The Mobile Piano Geek: Fresh Piano Lessons Delivered To Your Door
Beginning of Term Newsletter 2016/17
Hello Lovely Parents and Students,
Happy New Year! The beginning of fall and back to school always feels like a fresh new year to me. I am filled with optimism, determination, and lots of energy. I have attached my Studio Policies and Practice Tips 2016/17. Please read and go over them with your child if necessary. I have listed some important points from both sheets below:
Cancellations: Each student receives two free cancellations per school year. Please advise me when you would like to use your cancellation credits. No credits or refunds issued for subsequent cancellations. Make-up lessons: almost any cancelled lesson can be made up, but this is not required. I am available Saturday 3:00-3:45pm or 6:00-6:45pm for make-ups.
Practice Instructions: At every practice session, open the piano lessons binder. Go to the assignment sheet from your last lesson. Do everything on the list as many times it says (more is better) or for at least 5 or 10 minutes if you are at a higher level and number of times is not indicated. Set a timer for every session. If you reach the bottom of the list and time has not run out, start again at the top of the list or practice the item the item that was the most difficult again until the timer goes off.
Practice Schedule: I recommend drawing up a practice schedule for all students. It will help to alleviate the problems of procrastination and outraged protest every time the student is asked to practice. Please build it into your family routine so your child will get used to putting in the time necessary to improve and the expectation that piano practice is part of life.
Students ages 5-8 need supervision during their practice sessions. Someone to help them go through the instructions and work through each item, to keep them focussed, to know when to take a short break and re-engage.
Students ages 9-11 need someone to check their piano assignment at least once a week. Have the list ready and ask your child to show you every item and help them evaluate their progress.
Students ages 12+ benefit from a check of their assignment every couple of weeks and some sincere encouragement and specific praise when you hear them practicing well on their own.
Adult students: don’t be shy about showing your best friend or spouse what you’re working on in piano lessons. Consider showing them the same song at various stages while you’re learning it so they can hear your progress. It is often difficult to hear yourself getting better as the pace of improvement can be slow. Supportive friends and family can provide some encouraging feedback, which is so valuable when learning to play an instrument.
Practice Guidelines – all numbers are minimums.

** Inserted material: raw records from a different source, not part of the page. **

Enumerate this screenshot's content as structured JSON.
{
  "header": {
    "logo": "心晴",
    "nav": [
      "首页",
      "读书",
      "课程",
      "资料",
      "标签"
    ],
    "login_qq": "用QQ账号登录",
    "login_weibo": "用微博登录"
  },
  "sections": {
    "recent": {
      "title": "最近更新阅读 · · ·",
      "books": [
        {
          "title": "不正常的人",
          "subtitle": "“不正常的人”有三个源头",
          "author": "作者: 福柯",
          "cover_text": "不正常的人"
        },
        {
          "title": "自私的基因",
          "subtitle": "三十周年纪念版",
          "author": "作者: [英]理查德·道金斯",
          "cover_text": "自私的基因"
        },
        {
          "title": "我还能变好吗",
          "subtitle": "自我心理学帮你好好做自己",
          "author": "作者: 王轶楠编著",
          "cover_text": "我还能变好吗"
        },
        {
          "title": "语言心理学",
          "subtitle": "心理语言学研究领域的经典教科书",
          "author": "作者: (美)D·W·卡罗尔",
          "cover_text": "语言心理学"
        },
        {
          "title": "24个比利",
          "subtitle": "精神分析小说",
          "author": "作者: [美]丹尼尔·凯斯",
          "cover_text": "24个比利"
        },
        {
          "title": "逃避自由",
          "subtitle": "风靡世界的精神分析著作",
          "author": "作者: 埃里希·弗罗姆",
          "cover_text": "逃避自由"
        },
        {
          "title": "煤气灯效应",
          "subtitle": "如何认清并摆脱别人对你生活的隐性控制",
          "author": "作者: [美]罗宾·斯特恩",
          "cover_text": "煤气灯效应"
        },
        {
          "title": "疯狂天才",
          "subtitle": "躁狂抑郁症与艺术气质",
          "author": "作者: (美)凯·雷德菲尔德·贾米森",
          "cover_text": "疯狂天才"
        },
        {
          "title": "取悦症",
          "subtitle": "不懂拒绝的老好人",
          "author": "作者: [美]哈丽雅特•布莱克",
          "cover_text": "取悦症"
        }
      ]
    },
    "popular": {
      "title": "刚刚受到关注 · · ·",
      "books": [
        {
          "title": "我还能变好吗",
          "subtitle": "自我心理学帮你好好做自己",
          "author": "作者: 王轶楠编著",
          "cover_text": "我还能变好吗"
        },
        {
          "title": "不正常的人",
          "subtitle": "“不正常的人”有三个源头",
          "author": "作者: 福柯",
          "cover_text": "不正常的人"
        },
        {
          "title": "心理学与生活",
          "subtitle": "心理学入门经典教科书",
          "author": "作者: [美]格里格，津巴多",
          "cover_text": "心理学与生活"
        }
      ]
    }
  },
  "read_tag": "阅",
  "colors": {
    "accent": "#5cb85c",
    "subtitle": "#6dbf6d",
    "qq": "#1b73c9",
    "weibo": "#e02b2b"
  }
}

More is better if the student is willing.
Students ages 5-6 15 minutes, four times a week between lessons
Students ages 7-8 20 minutes, four times a week
Students ages 9-10 30 minutes four times a week
Students ages 11-12 30 minutes for piano assignment plus 10 minutes listening to music, four days a week
Students ages 13+ 60 minutes divided between repertoire, lesson book, technique, listening to music and experimenting at the piano
Playing For Fun:
Music is a glorious thing and it is an amazing gift to give your children or yourself. Usually your child’s piano assignment will not touch on the great emotional journey that music can be. It will be about sustained effort, delayed gratification, intellectual challenge, discipline, and if everything goes well, slow and steady progress. Sometimes practicing will feel like kind of a drag. It is very important to round out your or your child’s musical education by giving them the fun, easy side of music as well. Go see live concerts, have a dance party at home, try karaoke, play Rock Band (the video game), and encourage your children to mess around at the piano, with no pressure. Try to figure out some notes of a song you like. Write your own songs. At my house my four year old plays absolutely crazy “music” on the piano and I have to do an interpretive dance. This brings her great joy, and that is the point. Although I must admit my dancing skills are not coming along as well as I would like.
Thank you for reading! Please contact me with any questions or comments you may have. Don’t forget to get your pianos tuned!
Here’s to a great upcoming year of music study,